George Nield, Associate Administrator for Commercial Space Transportation of the US Federal Aviation Administration (FAA), told delegates that now was the time of a very important transition in relation to commercial space developments.
He said there were currently eight FAA licensed sites in the United States but there was interest from six new Sates which wanted to create their own space ports, an indicator of strong potential growth in the future.
William Gerstenmaier, Associate Director, Human Exploration and Operations Mission Directorate, at NASA, said it was important to the United States that commercial launch services were successful.
“The SpaceX commercial demonstration flight was a tremendous success and it is important that governments do their best to enable that sort of activity,” he said. “We need to continue to look for smart ways to do this and to pass on our expertise to the commercial space sector.”
He said the approach of using a cargo demonstration phase for SpaceX was a good model as it substantially reduced risks – losing cargo might be disappointing but not catastrophic as it would be in human terms.
Gerstenmaier also revealed that NASA was now taking a more relaxed approach when agreeing spacecraft specifications with commercial space companies.
“We are telling designers that they don’t necessarily have to build to the same default standards as NASA has done just because that is the way it happened in the past,” he said.
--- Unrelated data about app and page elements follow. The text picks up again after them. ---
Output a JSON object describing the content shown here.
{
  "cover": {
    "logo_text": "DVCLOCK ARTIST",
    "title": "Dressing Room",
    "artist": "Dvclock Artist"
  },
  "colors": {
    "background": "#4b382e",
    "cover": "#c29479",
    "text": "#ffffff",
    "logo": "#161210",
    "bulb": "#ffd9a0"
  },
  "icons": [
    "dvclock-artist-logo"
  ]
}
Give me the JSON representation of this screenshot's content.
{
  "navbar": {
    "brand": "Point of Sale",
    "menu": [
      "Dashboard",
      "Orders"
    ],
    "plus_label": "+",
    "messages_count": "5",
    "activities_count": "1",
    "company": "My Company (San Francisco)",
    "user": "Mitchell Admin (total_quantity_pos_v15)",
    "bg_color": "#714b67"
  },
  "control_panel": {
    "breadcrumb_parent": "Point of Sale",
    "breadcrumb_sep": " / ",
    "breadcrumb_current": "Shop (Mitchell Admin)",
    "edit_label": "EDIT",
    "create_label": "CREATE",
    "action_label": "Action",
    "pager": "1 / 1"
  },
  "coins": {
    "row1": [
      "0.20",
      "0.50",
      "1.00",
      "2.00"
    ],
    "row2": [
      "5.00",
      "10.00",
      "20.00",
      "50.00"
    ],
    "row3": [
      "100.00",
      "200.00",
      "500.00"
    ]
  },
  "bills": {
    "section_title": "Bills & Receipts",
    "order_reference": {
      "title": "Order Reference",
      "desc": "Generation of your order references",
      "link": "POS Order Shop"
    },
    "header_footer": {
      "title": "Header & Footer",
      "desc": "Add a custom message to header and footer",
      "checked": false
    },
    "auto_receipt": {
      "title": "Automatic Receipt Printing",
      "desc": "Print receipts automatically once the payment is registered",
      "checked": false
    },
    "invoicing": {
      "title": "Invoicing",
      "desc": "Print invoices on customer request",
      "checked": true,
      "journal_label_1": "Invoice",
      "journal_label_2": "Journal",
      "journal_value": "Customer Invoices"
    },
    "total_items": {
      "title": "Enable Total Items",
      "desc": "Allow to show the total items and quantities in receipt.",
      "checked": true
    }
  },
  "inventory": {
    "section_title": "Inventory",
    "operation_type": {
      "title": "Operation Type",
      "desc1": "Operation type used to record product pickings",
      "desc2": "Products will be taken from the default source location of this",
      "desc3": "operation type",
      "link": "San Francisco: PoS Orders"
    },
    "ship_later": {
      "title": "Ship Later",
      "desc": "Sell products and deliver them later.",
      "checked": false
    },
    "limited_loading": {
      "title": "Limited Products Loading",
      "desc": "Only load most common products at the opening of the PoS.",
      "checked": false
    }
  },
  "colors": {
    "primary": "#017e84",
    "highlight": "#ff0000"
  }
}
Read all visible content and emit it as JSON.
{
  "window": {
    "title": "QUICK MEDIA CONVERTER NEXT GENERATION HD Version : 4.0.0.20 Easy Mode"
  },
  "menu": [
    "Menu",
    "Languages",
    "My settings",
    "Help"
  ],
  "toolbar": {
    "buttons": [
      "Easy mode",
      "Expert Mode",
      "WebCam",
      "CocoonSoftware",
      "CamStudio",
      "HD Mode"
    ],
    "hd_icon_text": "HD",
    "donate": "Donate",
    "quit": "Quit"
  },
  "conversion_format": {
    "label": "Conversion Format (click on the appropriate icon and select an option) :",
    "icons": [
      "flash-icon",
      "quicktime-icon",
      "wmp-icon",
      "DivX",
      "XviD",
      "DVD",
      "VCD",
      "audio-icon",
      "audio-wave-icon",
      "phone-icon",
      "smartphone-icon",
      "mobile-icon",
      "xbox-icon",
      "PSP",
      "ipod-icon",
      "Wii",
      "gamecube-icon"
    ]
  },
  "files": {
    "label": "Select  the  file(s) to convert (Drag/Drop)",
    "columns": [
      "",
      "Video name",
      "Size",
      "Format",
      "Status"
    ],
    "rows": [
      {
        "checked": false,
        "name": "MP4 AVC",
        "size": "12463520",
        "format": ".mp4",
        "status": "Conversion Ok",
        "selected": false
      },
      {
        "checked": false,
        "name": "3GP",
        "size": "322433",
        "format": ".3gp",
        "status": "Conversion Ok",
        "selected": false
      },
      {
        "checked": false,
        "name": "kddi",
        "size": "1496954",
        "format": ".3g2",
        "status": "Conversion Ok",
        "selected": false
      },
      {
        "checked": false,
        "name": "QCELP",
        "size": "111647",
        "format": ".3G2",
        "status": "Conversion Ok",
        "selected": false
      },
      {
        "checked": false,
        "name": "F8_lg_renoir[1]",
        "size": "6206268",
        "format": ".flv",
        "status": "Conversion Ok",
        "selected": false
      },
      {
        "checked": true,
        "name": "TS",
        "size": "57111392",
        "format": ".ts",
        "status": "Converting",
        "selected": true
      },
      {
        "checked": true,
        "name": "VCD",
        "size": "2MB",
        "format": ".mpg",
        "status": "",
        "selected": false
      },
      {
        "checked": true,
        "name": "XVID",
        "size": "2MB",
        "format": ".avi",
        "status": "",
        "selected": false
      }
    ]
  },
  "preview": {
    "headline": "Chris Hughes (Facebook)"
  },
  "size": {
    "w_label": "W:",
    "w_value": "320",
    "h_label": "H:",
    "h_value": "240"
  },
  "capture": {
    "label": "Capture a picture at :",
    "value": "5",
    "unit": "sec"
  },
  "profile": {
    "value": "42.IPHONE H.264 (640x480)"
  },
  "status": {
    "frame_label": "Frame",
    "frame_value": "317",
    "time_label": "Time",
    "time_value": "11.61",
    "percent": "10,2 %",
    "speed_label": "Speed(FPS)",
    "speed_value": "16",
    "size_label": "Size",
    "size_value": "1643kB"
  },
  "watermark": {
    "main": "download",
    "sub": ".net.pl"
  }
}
Silvio Sandrone, Head of Business & New Programmes Development, Astrium Space Transportation, France, remarked that you could now tell the new NASA approach was working because “you have got old dogs like us doing new tricks”.
He also said that as a major aircraft and space manufacturer, his company was looking at how to transfer some of the aircraft manufacturing skills to space manufacturing. “It is also important to leverage a wider supply base,” he said. “We need to move away from qualification driven development to certification driven development.”
Georges Whitesides, CEO of Virgin Galactic, said that the FAA had recognised that for the sub-orbital industry to get off the ground, we had to go through a different regulatory process than commercial air flight.
It meant allowing passengers to take a “bigger risk” – provided that they were better informed about the risks involved.
He said countries other than the United States were now starting to engage in addressing regulations and suggested it would be a very positive move if the world was able to set up a common regulatory framework. “We don’t have a basis to fly if we don’t have a vehicle that is safe,” he reiterated. “Space flight is always going to be riskier than commercial airliners.”
Simonetta di Pippo, Head of European Space Policy Observatory, Italian Space Agency (ASI), moderator of the Plenary, highlighted problems caused by increasing numbers of space flights and Air Traffic Control, saying that in the future a more integrated system would need to be developed.
The Plenary event provided a snapshot of the current political, economic and technical landscape in commercial space exploitation and the statements from panel members hinted at the question of how well humankind is preparing to embark on futuristic scenarios based on massive space commercialisation.
Founding Director, Reaction Engines
Associate Director Human Exploration and Operations Mission Directorate, National Aeronautics and Space Administration (NASA)
United States of America
Associate Administrator for Commercial Space Transportation, Federal Aviation Administration Office of Commercial Space Transportation (FAA/AST)
United States of America
Head of Business & New Programmes Development, Federal Aviation Administration Office of Commercial Space Transportation (FAA/AST), Astrium Space Transportation
Simonetta DI PIPPO
Director, United Nations Office for Outer Space Affairs (UNOOSA)